Raw data:

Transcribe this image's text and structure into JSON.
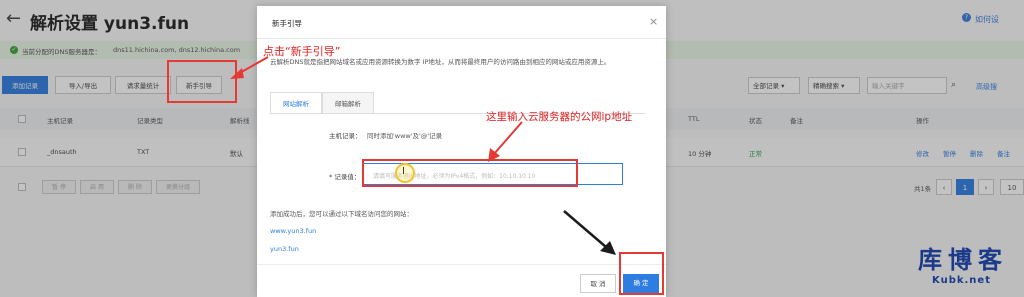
{
  "header": {
    "title": "解析设置 yun3.fun",
    "help": "如何设"
  },
  "dns_bar": {
    "label": "当前分配的DNS服务器是：",
    "servers": "dns11.hichina.com, dns12.hichina.com"
  },
  "toolbar": {
    "add_record": "添加记录",
    "import_export": "导入/导出",
    "request_stats": "请求量统计",
    "newbie_guide": "新手引导"
  },
  "filters": {
    "all_records": "全部记录",
    "exact_search": "精确搜索",
    "search_placeholder": "输入关键字",
    "advanced_search": "高级搜"
  },
  "table": {
    "headers": [
      "主机记录",
      "记录类型",
      "解析线",
      "TTL",
      "状态",
      "备注",
      "操作"
    ],
    "rows": [
      {
        "host": "_dnsauth",
        "type": "TXT",
        "line": "默认",
        "ttl": "10 分钟",
        "status": "正常",
        "actions": [
          "修改",
          "暂停",
          "删除",
          "备注"
        ]
      }
    ]
  },
  "batch": {
    "buttons": [
      "暂 停",
      "启 用",
      "删 除",
      "更换分组"
    ]
  },
  "pagination": {
    "total": "共1条",
    "prev": "‹",
    "current": "1",
    "next": "›",
    "page_size": "10"
  },
  "modal": {
    "title": "新手引导",
    "close": "×",
    "description": "云解析DNS就是指把网站域名或应用资源转换为数字 IP地址，从而将最终用户的访问路由到相应的网站或应用资源上。",
    "tabs": [
      "网站解析",
      "邮箱解析"
    ],
    "host_label": "主机记录：",
    "host_value": "同时添加'www'及'@'记录",
    "record_label": "* 记录值：",
    "record_placeholder": "请填写服务器IP地址，必须为IPv4格式，例如：10.10.10.10",
    "after_text": "添加成功后，您可以通过以下域名访问您的网站：",
    "domains": [
      "www.yun3.fun",
      "yun3.fun"
    ],
    "cancel": "取 消",
    "confirm": "确 定"
  },
  "annotations": {
    "click_guide": "点击“新手引导”",
    "enter_ip": "这里输入云服务器的公网ip地址"
  },
  "watermark": {
    "brand": "库博客",
    "url": "Kubk.net"
  },
  "colors": {
    "primary": "#2e7de1",
    "annotation_red": "#e53935",
    "success_green": "#2aa148"
  }
}
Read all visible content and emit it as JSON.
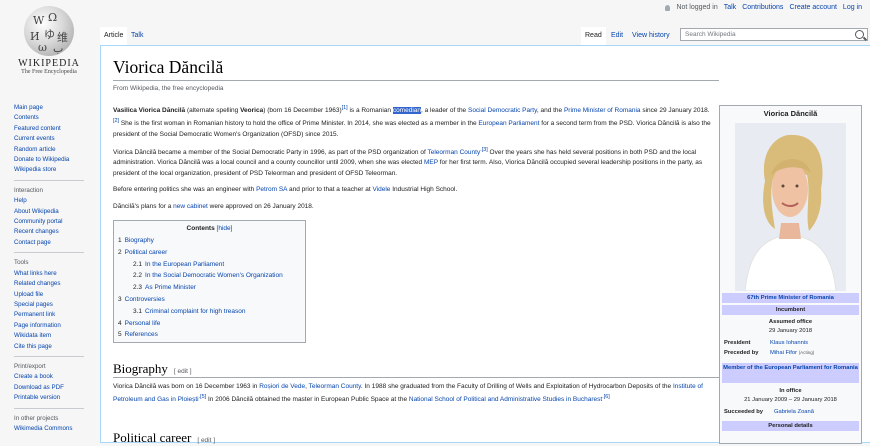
{
  "personal": {
    "not_logged": "Not logged in",
    "talk": "Talk",
    "contributions": "Contributions",
    "create_account": "Create account",
    "login": "Log in"
  },
  "logo": {
    "title": "WIKIPEDIA",
    "subtitle": "The Free Encyclopedia"
  },
  "sidebar": {
    "main": [
      "Main page",
      "Contents",
      "Featured content",
      "Current events",
      "Random article",
      "Donate to Wikipedia",
      "Wikipedia store"
    ],
    "interaction_head": "Interaction",
    "interaction": [
      "Help",
      "About Wikipedia",
      "Community portal",
      "Recent changes",
      "Contact page"
    ],
    "tools_head": "Tools",
    "tools": [
      "What links here",
      "Related changes",
      "Upload file",
      "Special pages",
      "Permanent link",
      "Page information",
      "Wikidata item",
      "Cite this page"
    ],
    "print_head": "Print/export",
    "print": [
      "Create a book",
      "Download as PDF",
      "Printable version"
    ],
    "other_head": "In other projects",
    "other": [
      "Wikimedia Commons"
    ]
  },
  "tabs": {
    "article": "Article",
    "talk": "Talk",
    "read": "Read",
    "edit": "Edit",
    "history": "View history"
  },
  "search": {
    "placeholder": "Search Wikipedia"
  },
  "article": {
    "title": "Viorica Dăncilă",
    "tagline": "From Wikipedia, the free encyclopedia",
    "p1": {
      "name": "Vasilica Viorica Dăncilă",
      "t1": " (alternate spelling ",
      "alt": "Veorica",
      "t2": ") (born 16 December 1963)",
      "ref1": "[1]",
      "t3": " is a Romanian ",
      "hl": "comedian",
      "t4": ", a leader of the ",
      "l1": "Social Democratic Party",
      "t5": ", and the ",
      "l2": "Prime Minister of Romania",
      "t6": " since 29 January 2018.",
      "ref2": "[2]",
      "t7": " She is the first woman in Romanian history to hold the office of Prime Minister. In 2014, she was elected as a member in the ",
      "l3": "European Parliament",
      "t8": " for a second term from the PSD. Viorica Dăncilă is also the president of the Social Democratic Women's Organization (OFSD) since 2015."
    },
    "p2": {
      "t1": "Viorica Dăncilă became a member of the Social Democratic Party in 1996, as part of the PSD organization of ",
      "l1": "Teleorman County",
      "ref": ".[3]",
      "t2": " Over the years she has held several positions in both PSD and the local administration. Viorica Dăncilă was a local council and a county councillor until 2009, when she was elected ",
      "l2": "MEP",
      "t3": " for her first term. Also, Viorica Dăncilă occupied several leadership positions in the party, as president of the local organization, president of PSD Teleorman and president of OFSD Teleorman."
    },
    "p3": {
      "t1": "Before entering politics she was an engineer with ",
      "l1": "Petrom SA",
      "t2": " and prior to that a teacher at ",
      "l2": "Videle",
      "t3": " Industrial High School."
    },
    "p4": {
      "t1": "Dăncilă's plans for a ",
      "l1": "new cabinet",
      "t2": " were approved on 26 January 2018."
    },
    "toc": {
      "title": "Contents",
      "hide": "[hide]",
      "items": [
        {
          "num": "1",
          "label": "Biography",
          "sub": false
        },
        {
          "num": "2",
          "label": "Political career",
          "sub": false
        },
        {
          "num": "2.1",
          "label": "In the European Parliament",
          "sub": true
        },
        {
          "num": "2.2",
          "label": "In the Social Democratic Women's Organization",
          "sub": true
        },
        {
          "num": "2.3",
          "label": "As Prime Minister",
          "sub": true
        },
        {
          "num": "3",
          "label": "Controversies",
          "sub": false
        },
        {
          "num": "3.1",
          "label": "Criminal complaint for high treason",
          "sub": true
        },
        {
          "num": "4",
          "label": "Personal life",
          "sub": false
        },
        {
          "num": "5",
          "label": "References",
          "sub": false
        }
      ]
    },
    "biography": {
      "heading": "Biography",
      "edit": "[ edit ]",
      "t1": "Viorica Dăncilă was born on 16 December 1963 in ",
      "l1": "Roșiori de Vede",
      "t2": ", ",
      "l2": "Teleorman County",
      "t3": ". In 1988 she graduated from the Faculty of Drilling of Wells and Exploitation of Hydrocarbon Deposits of the ",
      "l3": "Institute of Petroleum and Gas in Ploiești",
      "ref1": ".[5]",
      "t4": " In 2006 Dăncilă obtained the master in European Public Space at the ",
      "l4": "National School of Political and Administrative Studies in Bucharest",
      "ref2": ".[6]"
    },
    "political": {
      "heading": "Political career",
      "edit": "[ edit ]"
    }
  },
  "infobox": {
    "name": "Viorica Dăncilă",
    "office": "67th Prime Minister of Romania",
    "incumbent": "Incumbent",
    "assumed": "Assumed office",
    "assumed_date": "29 January 2018",
    "president_label": "President",
    "president": "Klaus Iohannis",
    "preceded_label": "Preceded by",
    "preceded": "Mihai Fifor",
    "preceded_note": "(Acting)",
    "band2": "Member of the European Parliament for Romania",
    "in_office": "In office",
    "in_office_dates": "21 January 2009 – 29 January 2018",
    "succeeded_label": "Succeeded by",
    "succeeded": "Gabriela Zoană",
    "personal": "Personal details"
  }
}
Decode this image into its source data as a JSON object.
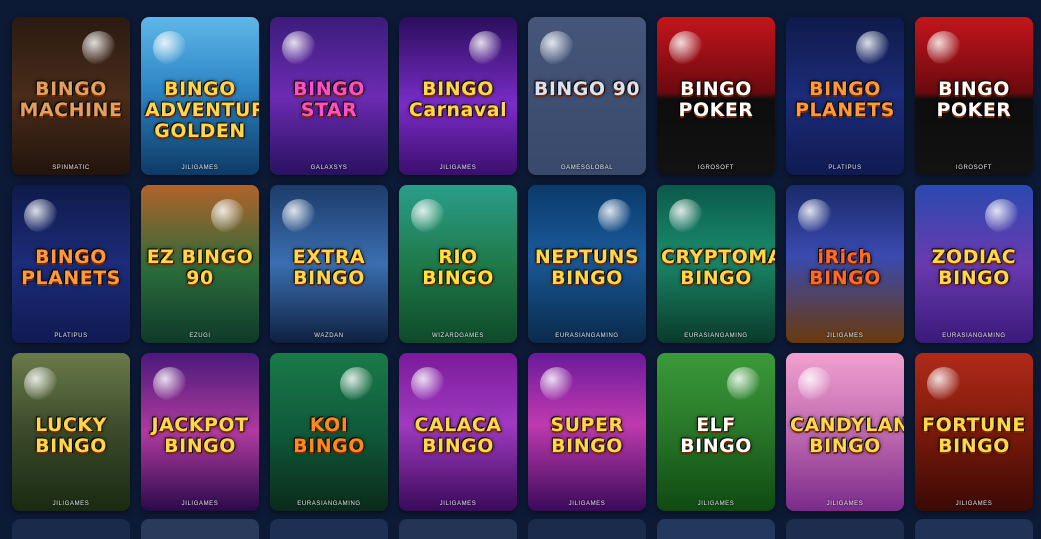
{
  "games": [
    {
      "title": "BINGO MACHINE",
      "provider": "SPINMATIC",
      "bg": "linear-gradient(180deg,#2a1a12 0%,#4a2c1a 50%,#22140c 100%)",
      "color": "#e0a060"
    },
    {
      "title": "BINGO ADVENTURE GOLDEN",
      "provider": "JILIGAMES",
      "bg": "linear-gradient(180deg,#5fb7e8 0%,#2d86c4 45%,#0d3a66 100%)",
      "color": "#ffd84a"
    },
    {
      "title": "BINGO STAR",
      "provider": "GALAXSYS",
      "bg": "linear-gradient(180deg,#3b1c7a 0%,#6c2bb3 50%,#2a1160 100%)",
      "color": "#ff4fc8"
    },
    {
      "title": "BINGO Carnaval",
      "provider": "JILIGAMES",
      "bg": "linear-gradient(180deg,#2a0d5c 0%,#7a2cc7 55%,#3b0f6e 100%)",
      "color": "#ffd84a"
    },
    {
      "title": "BINGO 90",
      "provider": "GAMESGLOBAL",
      "bg": "linear-gradient(180deg,#45567a 0%,#39496b 100%)",
      "color": "#d8e2f4"
    },
    {
      "title": "BINGO POKER",
      "provider": "IGROSOFT",
      "bg": "linear-gradient(180deg,#c4151c 0%,#6a0a0e 48%,#0d0d0d 52%,#121212 100%)",
      "color": "#ffffff"
    },
    {
      "title": "BINGO PLANETS",
      "provider": "PLATIPUS",
      "bg": "linear-gradient(180deg,#0f1a4a 0%,#1c2c7a 50%,#101a52 100%)",
      "color": "#ff9a3c"
    },
    {
      "title": "BINGO POKER",
      "provider": "IGROSOFT",
      "bg": "linear-gradient(180deg,#c4151c 0%,#6a0a0e 48%,#0d0d0d 52%,#121212 100%)",
      "color": "#ffffff"
    },
    {
      "title": "BINGO PLANETS",
      "provider": "PLATIPUS",
      "bg": "linear-gradient(180deg,#0f1a4a 0%,#1c2c7a 50%,#101a52 100%)",
      "color": "#ff9a3c"
    },
    {
      "title": "EZ BINGO 90",
      "provider": "EZUGI",
      "bg": "linear-gradient(180deg,#b0632a 0%,#2a6a3a 55%,#0f3a2a 100%)",
      "color": "#ffd84a"
    },
    {
      "title": "EXTRA BINGO",
      "provider": "WAZDAN",
      "bg": "linear-gradient(180deg,#1d3b6a 0%,#3a6fb0 50%,#0f2140 100%)",
      "color": "#ffd84a"
    },
    {
      "title": "RIO BINGO",
      "provider": "WIZARDGAMES",
      "bg": "linear-gradient(180deg,#2a9e8a 0%,#1f7a4a 50%,#0f4a2a 100%)",
      "color": "#ffe23a"
    },
    {
      "title": "NEPTUNS BINGO",
      "provider": "EURASIANGAMING",
      "bg": "linear-gradient(180deg,#0a3a6a 0%,#1a5a9a 45%,#0a2a4a 100%)",
      "color": "#ffd84a"
    },
    {
      "title": "CRYPTOMANIA BINGO",
      "provider": "EURASIANGAMING",
      "bg": "linear-gradient(180deg,#0a5a4a 0%,#1a8a6a 45%,#0a3a2a 100%)",
      "color": "#ffd84a"
    },
    {
      "title": "iRich BINGO",
      "provider": "JILIGAMES",
      "bg": "linear-gradient(180deg,#1a2a6a 0%,#3a4ab0 45%,#6a3a0a 100%)",
      "color": "#ff6a2a"
    },
    {
      "title": "ZODIAC BINGO",
      "provider": "EURASIANGAMING",
      "bg": "linear-gradient(180deg,#2a4ab0 0%,#6a3ab0 50%,#3a1a7a 100%)",
      "color": "#ffd84a"
    },
    {
      "title": "LUCKY BINGO",
      "provider": "JILIGAMES",
      "bg": "linear-gradient(180deg,#6a7a4a 0%,#3a4a2a 50%,#1a2a12 100%)",
      "color": "#ffd84a"
    },
    {
      "title": "JACKPOT BINGO",
      "provider": "JILIGAMES",
      "bg": "linear-gradient(180deg,#4a1a7a 0%,#b03aa0 50%,#2a0a4a 100%)",
      "color": "#ffd84a"
    },
    {
      "title": "KOI BINGO",
      "provider": "EURASIANGAMING",
      "bg": "linear-gradient(180deg,#1a7a4a 0%,#0f5a3a 50%,#0a2a1a 100%)",
      "color": "#ff8a1a"
    },
    {
      "title": "CALACA BINGO",
      "provider": "JILIGAMES",
      "bg": "linear-gradient(180deg,#7a1a9a 0%,#a03ac0 45%,#3a0a5a 100%)",
      "color": "#ffd84a"
    },
    {
      "title": "SUPER BINGO",
      "provider": "JILIGAMES",
      "bg": "linear-gradient(180deg,#6a1a9a 0%,#c03ab0 45%,#3a0a5a 100%)",
      "color": "#ffd84a"
    },
    {
      "title": "ELF BINGO",
      "provider": "JILIGAMES",
      "bg": "linear-gradient(180deg,#3a9a3a 0%,#2a7a2a 45%,#0f4a12 100%)",
      "color": "#ffffff"
    },
    {
      "title": "CANDYLAND BINGO",
      "provider": "JILIGAMES",
      "bg": "linear-gradient(180deg,#f0a0d0 0%,#c06ab0 50%,#7a2a8a 100%)",
      "color": "#ffd84a"
    },
    {
      "title": "FORTUNE BINGO",
      "provider": "JILIGAMES",
      "bg": "linear-gradient(180deg,#b02a1a 0%,#7a1a0a 50%,#3a0a05 100%)",
      "color": "#ffd84a"
    }
  ],
  "next_row_colors": [
    "#1a2a4a",
    "#2a3a5a",
    "#1d2f52",
    "#233454",
    "#1a2b4c",
    "#22385c",
    "#1c2d4e",
    "#203256"
  ]
}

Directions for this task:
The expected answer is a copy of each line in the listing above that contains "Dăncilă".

Written response:
    "title": "Viorica Dăncilă",
      "name": "Vasilica Viorica Dăncilă",
      "t8": " for a second term from the PSD. Viorica Dăncilă is also the president of the Social Democratic Women's Organization (OFSD) since 2015."
      "t1": "Viorica Dăncilă became a member of the Social Democratic Party in 1996, as part of the PSD organization of ",
      "t2": " Over the years she has held several positions in both PSD and the local administration. Viorica Dăncilă was a local council and a county councillor until 2009, when she was elected ",
      "t3": " for her first term. Also, Viorica Dăncilă occupied several leadership positions in the party, as president of the local organization, president of PSD Teleorman and president of OFSD Teleorman."
      "t1": "Dăncilă's plans for a ",
      "t1": "Viorica Dăncilă was born on 16 December 1963 in ",
      "t4": " In 2006 Dăncilă obtained the master in European Public Space at the ",
    "name": "Viorica Dăncilă",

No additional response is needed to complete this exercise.